Guitarist Jacob Tsafatinoss, left, and lead vocalist Nick Frostt, right, jump during their set at Quartyard San Diego on April 5, 2024. The performance was dubbed “a chaos show” due to the rain and other random occurrences. (Photo by Noah Lyons)

Off the first week of their biggest headlining tour, “THIS CAN’T BE THE END”, Good Kid brought a blend of pop-punk and indie rock to San Diego’s Quartyard on Friday, April 5th. Opener Adan Diaz joined Good Kid in a night of heavy rain, band antics, and Beyblade fights. The band’s most recent EP, Good Kid 4, came out on March 27 and includes many of the group’s notable tracks that have jumpstarted recent success. 

The show began at 6:30 with Adan Diaz coming on stage to perform. Diaz is a 19-year-old Mexican-American bedroom pop artist whose charismatic personality made for an entertaining opening set. His soft-spoken vocals in many of the songs he performed such as ripped jeans and Ethan’s Place gave for an easy to listen experience with reflective and relatable lyrics. At one point, fans behind me were chanting water repeatedly whenever the artist took a sip of a water bottle in between songs. His most popular song, “legroom,” which currently sits at 15 million streams on Spotify, was the last of the set he performed. 

Jake D, left and Adan Diaz, right, open for Good Kid in San Diego on April 5, 2024. (Photo by Noah Lyons)

After a performance from Adan Diaz, cheers and applause came from the surrounding venue as Good Kid came out on stage at 7:30. As the band walked on stage, lead singer Nick Frosst brought out a cardboard cut-out character display of Nomu Kid, the group’s mascot, that’s primarily featured in marketing and social media. 

Although bassist Michael Kozakov was absent from the lineup due to a family emergency, the band still performed at a high energy level. They opened the set with “No Time to Explain,” an uptempo song that details the different paces you have to take life. The group then went into playing other fan favorites such as “Alchemist” and “Bubbly”. The crowd remained loud and active when Frosst took a drink in between songs, fans yelled for the lead singer to chug over and over before he exclaimed, “It’s seltzer, not beer!”

Good Kid’s San Diego set on April 5, 2024 includes a “Beyblade battle” involving fans on the crowd. (Photo by Noah Lyons)

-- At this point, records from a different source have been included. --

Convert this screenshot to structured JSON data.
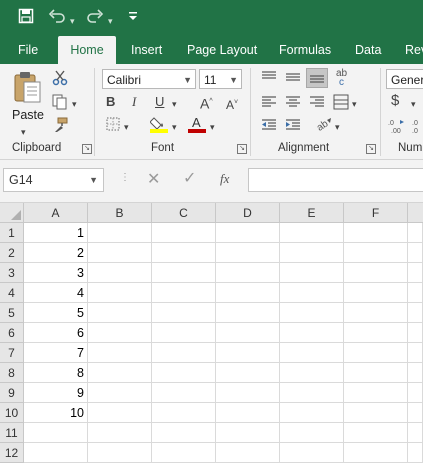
{
  "quick_access": {
    "save_icon": "save-icon",
    "undo_icon": "undo-icon",
    "redo_icon": "redo-icon",
    "customize_icon": "customize-qat-icon"
  },
  "tabs": [
    "File",
    "Home",
    "Insert",
    "Page Layout",
    "Formulas",
    "Data",
    "Rev"
  ],
  "active_tab": "Home",
  "ribbon": {
    "clipboard": {
      "paste_label": "Paste",
      "group_label": "Clipboard"
    },
    "font": {
      "font_name": "Calibri",
      "font_size": "11",
      "bold": "B",
      "italic": "I",
      "underline": "U",
      "group_label": "Font"
    },
    "alignment": {
      "group_label": "Alignment"
    },
    "number": {
      "format": "Genera",
      "group_label": "Num",
      "currency": "$"
    }
  },
  "formula_bar": {
    "name_box": "G14",
    "fx": "fx",
    "formula": ""
  },
  "columns": [
    "A",
    "B",
    "C",
    "D",
    "E",
    "F"
  ],
  "rows": [
    "1",
    "2",
    "3",
    "4",
    "5",
    "6",
    "7",
    "8",
    "9",
    "10",
    "11",
    "12"
  ],
  "cells_A": [
    "1",
    "2",
    "3",
    "4",
    "5",
    "6",
    "7",
    "8",
    "9",
    "10",
    "",
    ""
  ],
  "colors": {
    "brand": "#217346",
    "font_color": "#c00000",
    "highlight": "#ffff00"
  }
}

As winds became stronger, rain soon poured in and at a heavy rate. Ironically, Frosst noted when they booked to play at the outside venue downtown, they asked management if they were sure, to which they said “it was ok, it never rains in San Diego.” 

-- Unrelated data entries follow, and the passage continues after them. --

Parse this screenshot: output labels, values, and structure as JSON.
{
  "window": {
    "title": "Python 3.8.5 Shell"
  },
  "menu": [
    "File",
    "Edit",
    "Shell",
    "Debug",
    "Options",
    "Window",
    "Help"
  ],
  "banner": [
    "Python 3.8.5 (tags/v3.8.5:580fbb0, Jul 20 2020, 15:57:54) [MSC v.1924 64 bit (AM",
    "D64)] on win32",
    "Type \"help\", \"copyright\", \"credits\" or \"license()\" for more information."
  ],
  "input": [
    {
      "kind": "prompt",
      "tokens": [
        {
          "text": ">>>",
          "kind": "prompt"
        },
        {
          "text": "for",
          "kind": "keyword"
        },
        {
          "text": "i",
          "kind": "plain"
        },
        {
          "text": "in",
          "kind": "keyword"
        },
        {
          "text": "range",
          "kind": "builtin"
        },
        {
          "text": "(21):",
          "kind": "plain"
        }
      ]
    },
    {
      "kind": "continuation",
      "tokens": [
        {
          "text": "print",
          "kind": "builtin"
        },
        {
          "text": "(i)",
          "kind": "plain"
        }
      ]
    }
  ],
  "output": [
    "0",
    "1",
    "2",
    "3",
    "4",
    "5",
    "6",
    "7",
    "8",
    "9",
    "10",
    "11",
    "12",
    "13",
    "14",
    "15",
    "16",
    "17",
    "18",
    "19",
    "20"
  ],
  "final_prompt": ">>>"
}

Fans from the audience helped guitarist David Wood begin “Down with the King,” singing along to every chorus. 

Once 40 minutes to an hour of the show passed, Good Kid became part concert, part entertainment, and more. In a bit between Frosst and guitarist Jacob Tsafatinos, it eventually led to the group pulling out a Beyblade arena for two fans to fight for both members. If you were an outsider, you would’ve assumed the crowd was moshing in a pit as opposed to circling seeing who wins the Beyblade battle.

The band hosts a wheel for a random challenges during their San Diego show on April 5, 2024. The wheel landed on a challenge to sing sea shanties with the audience. (Photo by Noah Lyons)

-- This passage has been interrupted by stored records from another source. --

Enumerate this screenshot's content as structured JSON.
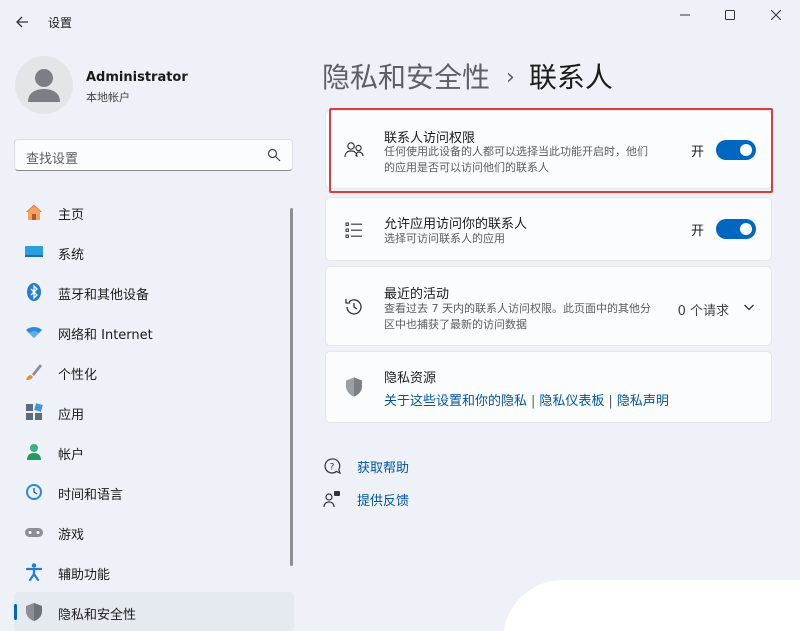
{
  "window": {
    "title": "设置"
  },
  "profile": {
    "name": "Administrator",
    "account_type": "本地帐户"
  },
  "search": {
    "placeholder": "查找设置"
  },
  "sidebar": {
    "items": [
      {
        "label": "主页",
        "icon": "home-icon"
      },
      {
        "label": "系统",
        "icon": "system-icon"
      },
      {
        "label": "蓝牙和其他设备",
        "icon": "bluetooth-icon"
      },
      {
        "label": "网络和 Internet",
        "icon": "wifi-icon"
      },
      {
        "label": "个性化",
        "icon": "brush-icon"
      },
      {
        "label": "应用",
        "icon": "apps-icon"
      },
      {
        "label": "帐户",
        "icon": "account-icon"
      },
      {
        "label": "时间和语言",
        "icon": "clock-icon"
      },
      {
        "label": "游戏",
        "icon": "gamepad-icon"
      },
      {
        "label": "辅助功能",
        "icon": "accessibility-icon"
      },
      {
        "label": "隐私和安全性",
        "icon": "shield-icon",
        "active": true
      }
    ]
  },
  "breadcrumb": {
    "parent": "隐私和安全性",
    "separator": "›",
    "current": "联系人"
  },
  "cards": {
    "contacts_access": {
      "title": "联系人访问权限",
      "description": "任何使用此设备的人都可以选择当此功能开启时，他们的应用是否可以访问他们的联系人",
      "state": "开"
    },
    "app_access": {
      "title": "允许应用访问你的联系人",
      "description": "选择可访问联系人的应用",
      "state": "开"
    },
    "recent_activity": {
      "title": "最近的活动",
      "description": "查看过去 7 天内的联系人访问权限。此页面中的其他分区中也捕获了最新的访问数据",
      "count": "0 个请求"
    },
    "privacy_resources": {
      "title": "隐私资源",
      "links": [
        "关于这些设置和你的隐私",
        "隐私仪表板",
        "隐私声明"
      ],
      "separator": "|"
    }
  },
  "help": {
    "get_help": "获取帮助",
    "feedback": "提供反馈"
  },
  "colors": {
    "accent": "#0067c0",
    "link": "#0056a3",
    "highlight": "#e03a3a"
  }
}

Not long after, the group pulled out the “Wheel of Chaos.” A wheel made for a fan to come up and spin with titles that’d make the band play their next song blindfolded, end the show altogether, or sing a sea shanty, the latter being the landing spot on the wheel. The band then proceeded to sing the sea shanty, “Drunken Sailor,” with all of the audience singing along in a moment I didn’t think I’d get anywhere else. 

In the band’s encore, they performed the softly sung “Madeleine” before finishing the night with the aforementioned cover of “Laufey’s From the Start” in a stylized pop-punk cover, and “Summer.” The band’s performance created an entertaining night that would be sure to be the perfect gateway to the various pop-punk and indie-rock genres. Even for those not heavily invested in the group’s music, there’s still plenty of fun and games to be had with Good Kid. 

Guitarist Jacob Tsafatinoss, left, and lead vocalist Nick Frostt, right, perform at Quartyard San Diego on April 5, 2024. (Photo by Noah Lyons)